The Little Readers Program
Georgia has the fifth largest prison population in the nation, but lags near the bottom in literacy rates. Two-thirds of Georgia’s children have a reading level lower than that of the nation as a whole and are not as proficient in reading as they should be, according to the National Assessment of Educational Progress. The average reading level of a Georgia inmate is fifth grade. Low literacy and high incarceration go hand in hand in Georgia.
Studies show that poor students are more likely to have weaker reading skills due to limited access to books and because their parents spend less time reading with them. This is particularly true among children of incarcerated parents in Georgia; 80% live at or below the poverty level.
According to the American Bar Association, over 60% of parents in state prisons are incarcerated more than 100 miles from their home. The cost and transportation issues required for children to have one on one visits with their parents are often prohibitive. More than half of inmates have never had an in-person visit with their child. Prison can make relationships nearly impossible. It is a fact that reading to a child promotes language acquisition and is linked with literacy development, reading comprehension, and overall success in school. The percentage of young children read to daily by a family member is one indicator of how well a child is prepared for school. Having a parent in prison decreases the likelihood of being read to as a child.
The Little Readers program allows children to see and hear their incarcerated parent or grandparent reading to them via DVD. The goal of the Little Readers program is three-fold: 1) ease children's anxieties about their parent's absence; 2) empower incarcerated parents to continue their parental involvement and invest in their children’s academic futures so that kids can thrive; and 3) promote a culture of literacy in families impacted by incarceration.

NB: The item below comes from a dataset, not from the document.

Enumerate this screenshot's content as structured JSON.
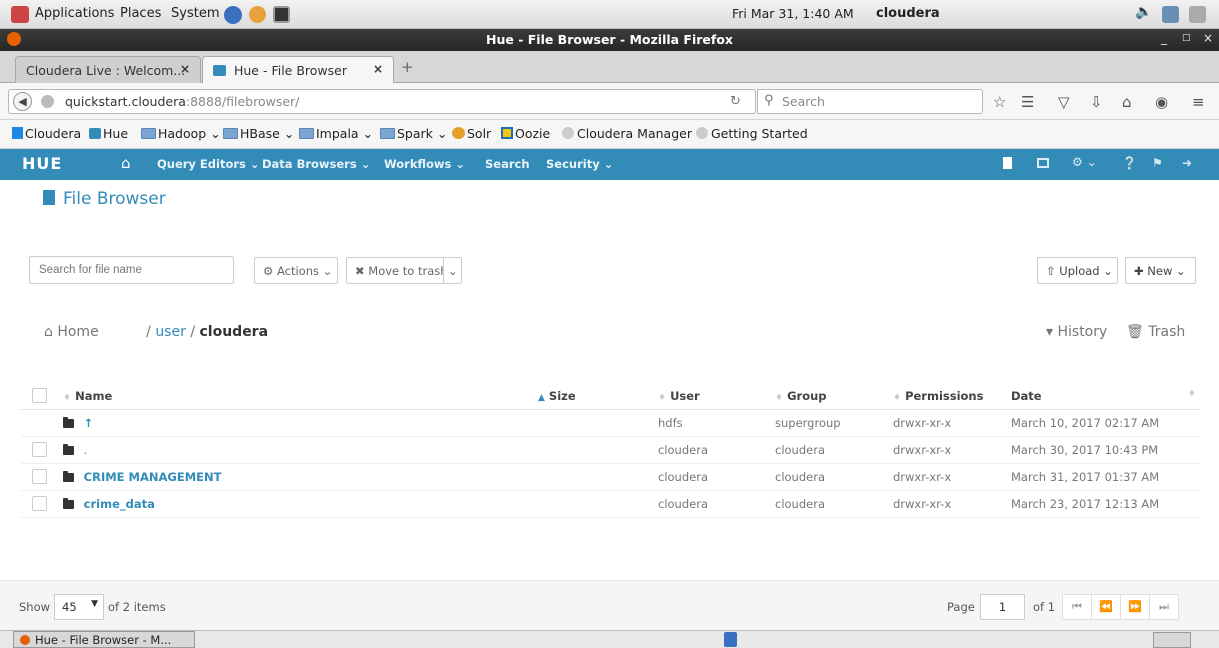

HeartBound leads workshops for inmates, teaching them about the importance of reading to a child, how to choose appropriate books, how to read aloud, and how to communicate and bond with their child while reading together. At the end of the workshop, inmates (in free world shirts) are recorded reading a book they have chosen for their child(ren). The book and personalized read-aloud DVD are sent to the home via HeartBound, along with literacy/nutritional resources, a handmade bookmark from the parent, a postcard, and more. Children can watch the DVD and read along repeatedly, providing valuable and continual connections with their parent while promoting literacy and book access. The DVDs also help decrease children's fears about their parent's absence and feel more secure, allowing them to focus outwardly again, towards family, friends and school. The Little Readers Book Club places children’s books in 38 prison visitation rooms and provides incentives for children to read along with their parent during prison visits.